Sakka – Humble Beginnings

The final 8 places of the Football World Cup have been won and unfortunately Japan has not made it. Japan was arguably Asia’s last hope. Japan’s rise in Asian and even World football is a remarkable story. I have commissioned my very own brother (the in-house football expert) to narrate this story. He follows football around the world very closely. So, brace yourself for a long and interesting story over many posts.

Given that football is the world’s most popular sport (FIFA currently has 207 member nations), it should come as no surprise that the ‘Beautiful Game’ has its own special place in the ‘Land of the Rising Sun’. This has however not always been the case with ‘Sakka’ (Soccer in Japanese). Traditionally, baseball and Sumo wrestling have always enjoyed a huge fan following which continues to be the case to this day. Baseball’s huge following can be traced back to the US occupying forces Americans introducing and popularising the sport in Japan. Football though, was slightly late to the party, but has seen its stock rise in Japan considerably since.
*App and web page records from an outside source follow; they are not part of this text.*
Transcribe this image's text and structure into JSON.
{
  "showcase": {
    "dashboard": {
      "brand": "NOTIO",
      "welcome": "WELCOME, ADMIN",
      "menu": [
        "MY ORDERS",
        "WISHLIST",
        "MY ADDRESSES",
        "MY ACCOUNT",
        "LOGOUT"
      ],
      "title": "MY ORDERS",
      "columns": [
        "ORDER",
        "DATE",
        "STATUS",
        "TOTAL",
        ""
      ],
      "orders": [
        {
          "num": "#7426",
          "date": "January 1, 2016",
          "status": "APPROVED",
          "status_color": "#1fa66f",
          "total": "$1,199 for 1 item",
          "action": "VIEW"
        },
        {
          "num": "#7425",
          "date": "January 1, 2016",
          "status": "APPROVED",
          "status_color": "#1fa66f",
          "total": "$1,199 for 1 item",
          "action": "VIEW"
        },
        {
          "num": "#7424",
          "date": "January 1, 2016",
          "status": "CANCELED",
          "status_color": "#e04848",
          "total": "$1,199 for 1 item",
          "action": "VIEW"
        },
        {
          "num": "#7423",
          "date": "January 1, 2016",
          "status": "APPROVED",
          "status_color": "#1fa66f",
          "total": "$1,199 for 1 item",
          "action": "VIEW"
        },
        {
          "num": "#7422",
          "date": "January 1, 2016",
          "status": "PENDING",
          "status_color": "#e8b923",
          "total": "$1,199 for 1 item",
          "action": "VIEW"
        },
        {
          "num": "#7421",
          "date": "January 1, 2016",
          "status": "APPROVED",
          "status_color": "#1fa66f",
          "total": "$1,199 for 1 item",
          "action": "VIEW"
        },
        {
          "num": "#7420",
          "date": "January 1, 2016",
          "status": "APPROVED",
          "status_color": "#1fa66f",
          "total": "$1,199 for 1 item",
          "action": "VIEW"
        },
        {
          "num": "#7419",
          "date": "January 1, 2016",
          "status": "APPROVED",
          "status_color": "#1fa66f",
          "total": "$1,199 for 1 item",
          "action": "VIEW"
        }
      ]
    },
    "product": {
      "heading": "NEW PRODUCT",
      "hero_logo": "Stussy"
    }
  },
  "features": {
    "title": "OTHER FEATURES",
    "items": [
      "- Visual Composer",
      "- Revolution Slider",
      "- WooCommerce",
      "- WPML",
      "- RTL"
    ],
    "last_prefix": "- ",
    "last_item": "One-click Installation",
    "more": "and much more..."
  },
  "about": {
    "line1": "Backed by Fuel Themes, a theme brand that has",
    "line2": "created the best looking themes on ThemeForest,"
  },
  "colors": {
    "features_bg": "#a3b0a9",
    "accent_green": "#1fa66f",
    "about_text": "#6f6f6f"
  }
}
Emperors Cup

The Emperor’s cup along with some promotional material

Continue reading